Family[change | change source]
By his wife Ermenilda, he had:
- Wulfade, executed by his father.[c]
- Rufinus, executed by his father.
- Wereberga, later Saint Wereberga, Abbess of Ely.
- Coenred, King of Mercia and finally a monk at Rome.
Notes[change | change source]
- Bede does not mention Wulfhere in his list of the first seven overlords of the Anglo-Saxons. But Wulfhere was the supreme authority in southern England for several years before his death.
- Ermenilda, later venerated as Saint Ermenilda, After her husband's death she became a nun at her mother's monastery at Minster-in-Sheppey. Her mother became the second abbess of Ely and at her death Ermenilda succeeded her as the third abbess of Ely where she is buried.
- Both Wulfade and Rufinus were accused by Werebod, a Mercian war leader, of plotting against King Wulfhere. In a fit of rage Wulfhere executed his two sons. Werebod had falsely accused them because he wanted to marry their sister Wereberga. Her two brothers opposed the marriage. Wulhere later learned he had been tricked. He built a monastery at Stone to honor his two sons as martyrs.
References[change | change source]
- Frank Stenton, Anglo-Saxon England(Oxford University Press, 1971), p. 34
- Bede, Ecclesiastical History of the English People, trans. Leo Sherley Price, revsd. R. E. Latham (London; New York: Penguin, 1990), p. 185
- Mike Ashley, The Mammoth Book of British Kings and Queens (New York: Carroll & Graf, 1999), p. 253
- Agnes B. C. Dunbar, A Dictionary of Saintly Women, Volume 1 (London: George Bell and Sons, 1905), p. 276
- Agnes B. C. Dunbar, A Dictionary of Saintly Women, Volume 1 (London: George Bell and Sons, 1905), p. 277
- Charles George Herbermann; et al., The Catholic Encyclopedia: an international work of reference on the constitution, doctrine, and history of the Catholic church, Vol. 13 (New York: The Encyclopedia press, inc., 1913), p. 747
- Frank Stenton, Anglo-Saxon England(Oxford University Press, 1971), p. 85
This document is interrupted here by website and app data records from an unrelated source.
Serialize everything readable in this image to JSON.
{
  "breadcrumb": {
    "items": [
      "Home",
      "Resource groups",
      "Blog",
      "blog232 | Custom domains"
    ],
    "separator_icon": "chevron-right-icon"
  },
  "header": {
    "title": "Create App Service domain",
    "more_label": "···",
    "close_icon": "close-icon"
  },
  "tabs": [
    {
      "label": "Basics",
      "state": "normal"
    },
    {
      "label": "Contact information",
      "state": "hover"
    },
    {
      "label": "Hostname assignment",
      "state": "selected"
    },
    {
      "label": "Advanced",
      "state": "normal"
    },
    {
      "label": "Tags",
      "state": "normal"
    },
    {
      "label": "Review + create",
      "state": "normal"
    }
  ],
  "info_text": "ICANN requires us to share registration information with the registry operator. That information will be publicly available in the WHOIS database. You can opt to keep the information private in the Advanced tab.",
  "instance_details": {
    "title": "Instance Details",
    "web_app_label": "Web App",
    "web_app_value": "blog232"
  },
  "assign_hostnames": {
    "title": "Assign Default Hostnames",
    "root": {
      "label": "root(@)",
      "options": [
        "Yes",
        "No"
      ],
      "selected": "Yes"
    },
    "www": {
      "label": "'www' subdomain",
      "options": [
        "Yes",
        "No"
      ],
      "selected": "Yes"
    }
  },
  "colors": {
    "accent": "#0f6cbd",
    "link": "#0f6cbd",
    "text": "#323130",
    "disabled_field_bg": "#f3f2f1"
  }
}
- D. P. Kirby, The Earliest English Kings, Second Edition (London; New York: Routledge, 2000),p. 49
- Mike Ashley, The Mammoth Book of British Kings and Queens (New York: Carroll & Graf, 1999), p. 254
- Bede, Ecclesiastical History of the English People, trans. Leo Sherley Price, revsd. R. E. Latham (London; New York: Penguin, 1990), pp. 212–13
- John Marsden, Northanhymbre Saga; The History of the Anglo-Saxon Kings of Northumbria (London: Kyle Cathie Limited, 1992), p. 167
- Benjamin Thorpe, The Anglo-Saxon Chronicle according to the Several Original Authorities: Translation (London: Her Majesty's Stationery Office, 1861), p. 31